Exercise objective:
Write each record again exactly as it stands.
=======
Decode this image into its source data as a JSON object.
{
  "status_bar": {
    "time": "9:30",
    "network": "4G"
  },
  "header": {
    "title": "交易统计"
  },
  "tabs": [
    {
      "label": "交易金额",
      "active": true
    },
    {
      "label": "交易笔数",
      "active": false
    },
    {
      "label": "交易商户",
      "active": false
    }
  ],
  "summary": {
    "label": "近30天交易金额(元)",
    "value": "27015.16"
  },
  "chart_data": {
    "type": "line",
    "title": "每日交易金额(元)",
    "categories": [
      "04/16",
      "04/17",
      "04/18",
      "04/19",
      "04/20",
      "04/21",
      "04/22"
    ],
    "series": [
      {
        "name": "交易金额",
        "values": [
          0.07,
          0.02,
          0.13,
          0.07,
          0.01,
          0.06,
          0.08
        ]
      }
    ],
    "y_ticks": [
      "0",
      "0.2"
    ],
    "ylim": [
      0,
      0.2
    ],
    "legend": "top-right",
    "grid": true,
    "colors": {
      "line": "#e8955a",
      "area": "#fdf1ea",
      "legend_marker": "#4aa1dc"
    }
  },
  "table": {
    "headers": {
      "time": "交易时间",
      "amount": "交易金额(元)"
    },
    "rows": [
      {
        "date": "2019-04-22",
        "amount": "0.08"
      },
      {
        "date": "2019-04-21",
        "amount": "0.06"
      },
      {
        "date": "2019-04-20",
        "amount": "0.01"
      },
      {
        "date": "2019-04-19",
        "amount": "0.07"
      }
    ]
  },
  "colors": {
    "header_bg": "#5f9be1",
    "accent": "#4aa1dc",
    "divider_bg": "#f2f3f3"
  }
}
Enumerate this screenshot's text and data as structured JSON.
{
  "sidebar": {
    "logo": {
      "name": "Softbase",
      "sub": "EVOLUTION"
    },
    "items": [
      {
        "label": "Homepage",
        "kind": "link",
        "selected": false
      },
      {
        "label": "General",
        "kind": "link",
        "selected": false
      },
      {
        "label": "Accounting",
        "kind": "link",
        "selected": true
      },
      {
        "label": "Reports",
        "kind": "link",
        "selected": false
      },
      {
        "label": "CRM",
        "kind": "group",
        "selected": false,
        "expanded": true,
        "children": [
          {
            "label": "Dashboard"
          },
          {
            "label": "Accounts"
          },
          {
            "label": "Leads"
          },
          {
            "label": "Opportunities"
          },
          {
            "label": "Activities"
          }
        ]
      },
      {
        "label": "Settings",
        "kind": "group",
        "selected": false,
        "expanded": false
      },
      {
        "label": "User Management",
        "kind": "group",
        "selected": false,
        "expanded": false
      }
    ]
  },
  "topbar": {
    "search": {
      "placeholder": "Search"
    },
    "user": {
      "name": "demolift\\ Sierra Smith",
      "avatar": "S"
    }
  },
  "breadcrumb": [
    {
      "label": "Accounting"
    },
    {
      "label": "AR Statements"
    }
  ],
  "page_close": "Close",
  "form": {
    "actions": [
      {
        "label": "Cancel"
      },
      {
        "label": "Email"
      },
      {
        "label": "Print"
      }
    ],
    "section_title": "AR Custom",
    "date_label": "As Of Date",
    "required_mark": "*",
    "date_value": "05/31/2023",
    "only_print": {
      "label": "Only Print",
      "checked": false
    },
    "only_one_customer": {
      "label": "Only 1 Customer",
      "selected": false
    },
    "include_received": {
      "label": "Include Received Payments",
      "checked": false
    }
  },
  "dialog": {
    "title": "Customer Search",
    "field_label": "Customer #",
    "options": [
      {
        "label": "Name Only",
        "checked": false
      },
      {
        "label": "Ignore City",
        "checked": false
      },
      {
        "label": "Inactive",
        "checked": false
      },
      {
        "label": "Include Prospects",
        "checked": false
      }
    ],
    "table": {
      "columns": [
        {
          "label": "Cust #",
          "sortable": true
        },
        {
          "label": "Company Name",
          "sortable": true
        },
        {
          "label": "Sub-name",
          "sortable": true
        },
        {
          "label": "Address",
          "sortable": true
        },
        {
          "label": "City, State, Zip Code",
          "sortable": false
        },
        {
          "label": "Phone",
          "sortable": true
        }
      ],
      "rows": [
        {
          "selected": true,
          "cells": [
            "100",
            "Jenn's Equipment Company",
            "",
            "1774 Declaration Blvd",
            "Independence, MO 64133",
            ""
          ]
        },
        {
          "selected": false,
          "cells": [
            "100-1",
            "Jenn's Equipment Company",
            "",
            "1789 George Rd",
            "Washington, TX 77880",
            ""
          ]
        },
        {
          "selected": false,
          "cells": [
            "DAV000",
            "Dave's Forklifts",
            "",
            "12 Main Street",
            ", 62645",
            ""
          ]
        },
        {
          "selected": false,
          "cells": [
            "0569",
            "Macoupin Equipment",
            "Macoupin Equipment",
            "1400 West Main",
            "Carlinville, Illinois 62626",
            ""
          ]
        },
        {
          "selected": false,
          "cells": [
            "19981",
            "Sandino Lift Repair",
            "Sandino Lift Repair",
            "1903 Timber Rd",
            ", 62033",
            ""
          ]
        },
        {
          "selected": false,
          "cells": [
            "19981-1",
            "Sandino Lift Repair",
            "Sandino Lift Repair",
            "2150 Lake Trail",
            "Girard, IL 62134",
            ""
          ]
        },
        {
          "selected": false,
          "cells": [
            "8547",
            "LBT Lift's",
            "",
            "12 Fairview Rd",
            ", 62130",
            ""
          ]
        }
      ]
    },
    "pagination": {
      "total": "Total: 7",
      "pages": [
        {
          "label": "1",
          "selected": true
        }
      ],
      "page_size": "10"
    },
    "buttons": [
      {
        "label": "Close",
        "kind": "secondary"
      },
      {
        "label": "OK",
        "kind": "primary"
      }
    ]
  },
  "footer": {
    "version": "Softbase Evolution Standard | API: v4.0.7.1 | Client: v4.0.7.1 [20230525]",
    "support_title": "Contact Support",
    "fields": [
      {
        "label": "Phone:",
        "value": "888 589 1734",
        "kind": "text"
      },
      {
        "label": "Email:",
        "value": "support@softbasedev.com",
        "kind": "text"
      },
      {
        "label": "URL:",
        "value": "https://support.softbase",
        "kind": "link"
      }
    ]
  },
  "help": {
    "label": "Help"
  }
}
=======
Written solution:
Decode this image into its source data as a JSON object.
{
  "status_bar": {
    "time": "9:30",
    "network": "4G"
  },
  "header": {
    "title": "交易统计"
  },
  "tabs": [
    {
      "label": "交易金额",
      "active": true
    },
    {
      "label": "交易笔数",
      "active": false
    },
    {
      "label": "交易商户",
      "active": false
    }
  ],
  "summary": {
    "label": "近30天交易金额(元)",
    "value": "27015.16"
  },
  "chart_data": {
    "type": "line",
    "title": "每日交易金额(元)",
    "categories": [
      "04/16",
      "04/17",
      "04/18",
      "04/19",
      "04/20",
      "04/21",
      "04/22"
    ],
    "series": [
      {
        "name": "交易金额",
        "values": [
          0.07,
          0.02,
          0.13,
          0.07,
          0.01,
          0.06,
          0.08
        ]
      }
    ],
    "y_ticks": [
      "0",
      "0.2"
    ],
    "ylim": [
      0,
      0.2
    ],
    "legend": "top-right",
    "grid": true,
    "colors": {
      "line": "#e8955a",
      "area": "#fdf1ea",
      "legend_marker": "#4aa1dc"
    }
  },
  "table": {
    "headers": {
      "time": "交易时间",
      "amount": "交易金额(元)"
    },
    "rows": [
      {
        "date": "2019-04-22",
        "amount": "0.08"
      },
      {
        "date": "2019-04-21",
        "amount": "0.06"
      },
      {
        "date": "2019-04-20",
        "amount": "0.01"
      },
      {
        "date": "2019-04-19",
        "amount": "0.07"
      }
    ]
  },
  "colors": {
    "header_bg": "#5f9be1",
    "accent": "#4aa1dc",
    "divider_bg": "#f2f3f3"
  }
}
Enumerate this screenshot's text and data as structured JSON.
{
  "sidebar": {
    "logo": {
      "name": "Softbase",
      "sub": "EVOLUTION"
    },
    "items": [
      {
        "label": "Homepage",
        "kind": "link",
        "selected": false
      },
      {
        "label": "General",
        "kind": "link",
        "selected": false
      },
      {
        "label": "Accounting",
        "kind": "link",
        "selected": true
      },
      {
        "label": "Reports",
        "kind": "link",
        "selected": false
      },
      {
        "label": "CRM",
        "kind": "group",
        "selected": false,
        "expanded": true,
        "children": [
          {
            "label": "Dashboard"
          },
          {
            "label": "Accounts"
          },
          {
            "label": "Leads"
          },
          {
            "label": "Opportunities"
          },
          {
            "label": "Activities"
          }
        ]
      },
      {
        "label": "Settings",
        "kind": "group",
        "selected": false,
        "expanded": false
      },
      {
        "label": "User Management",
        "kind": "group",
        "selected": false,
        "expanded": false
      }
    ]
  },
  "topbar": {
    "search": {
      "placeholder": "Search"
    },
    "user": {
      "name": "demolift\\ Sierra Smith",
      "avatar": "S"
    }
  },
  "breadcrumb": [
    {
      "label": "Accounting"
    },
    {
      "label": "AR Statements"
    }
  ],
  "page_close": "Close",
  "form": {
    "actions": [
      {
        "label": "Cancel"
      },
      {
        "label": "Email"
      },
      {
        "label": "Print"
      }
    ],
    "section_title": "AR Custom",
    "date_label": "As Of Date",
    "required_mark": "*",
    "date_value": "05/31/2023",
    "only_print": {
      "label": "Only Print",
      "checked": false
    },
    "only_one_customer": {
      "label": "Only 1 Customer",
      "selected": false
    },
    "include_received": {
      "label": "Include Received Payments",
      "checked": false
    }
  },
  "dialog": {
    "title": "Customer Search",
    "field_label": "Customer #",
    "options": [
      {
        "label": "Name Only",
        "checked": false
      },
      {
        "label": "Ignore City",
        "checked": false
      },
      {
        "label": "Inactive",
        "checked": false
      },
      {
        "label": "Include Prospects",
        "checked": false
      }
    ],
    "table": {
      "columns": [
        {
          "label": "Cust #",
          "sortable": true
        },
        {
          "label": "Company Name",
          "sortable": true
        },
        {
          "label": "Sub-name",
          "sortable": true
        },
        {
          "label": "Address",
          "sortable": true
        },
        {
          "label": "City, State, Zip Code",
          "sortable": false
        },
        {
          "label": "Phone",
          "sortable": true
        }
      ],
      "rows": [
        {
          "selected": true,
          "cells": [
            "100",
            "Jenn's Equipment Company",
            "",
            "1774 Declaration Blvd",
            "Independence, MO 64133",
            ""
          ]
        },
        {
          "selected": false,
          "cells": [
            "100-1",
            "Jenn's Equipment Company",
            "",
            "1789 George Rd",
            "Washington, TX 77880",
            ""
          ]
        },
        {
          "selected": false,
          "cells": [
            "DAV000",
            "Dave's Forklifts",
            "",
            "12 Main Street",
            ", 62645",
            ""
          ]
        },
        {
          "selected": false,
          "cells": [
            "0569",
            "Macoupin Equipment",
            "Macoupin Equipment",
            "1400 West Main",
            "Carlinville, Illinois 62626",
            ""
          ]
        },
        {
          "selected": false,
          "cells": [
            "19981",
            "Sandino Lift Repair",
            "Sandino Lift Repair",
            "1903 Timber Rd",
            ", 62033",
            ""
          ]
        },
        {
          "selected": false,
          "cells": [
            "19981-1",
            "Sandino Lift Repair",
            "Sandino Lift Repair",
            "2150 Lake Trail",
            "Girard, IL 62134",
            ""
          ]
        },
        {
          "selected": false,
          "cells": [
            "8547",
            "LBT Lift's",
            "",
            "12 Fairview Rd",
            ", 62130",
            ""
          ]
        }
      ]
    },
    "pagination": {
      "total": "Total: 7",
      "pages": [
        {
          "label": "1",
          "selected": true
        }
      ],
      "page_size": "10"
    },
    "buttons": [
      {
        "label": "Close",
        "kind": "secondary"
      },
      {
        "label": "OK",
        "kind": "primary"
      }
    ]
  },
  "footer": {
    "version": "Softbase Evolution Standard | API: v4.0.7.1 | Client: v4.0.7.1 [20230525]",
    "support_title": "Contact Support",
    "fields": [
      {
        "label": "Phone:",
        "value": "888 589 1734",
        "kind": "text"
      },
      {
        "label": "Email:",
        "value": "support@softbasedev.com",
        "kind": "text"
      },
      {
        "label": "URL:",
        "value": "https://support.softbase",
        "kind": "link"
      }
    ]
  },
  "help": {
    "label": "Help"
  }
}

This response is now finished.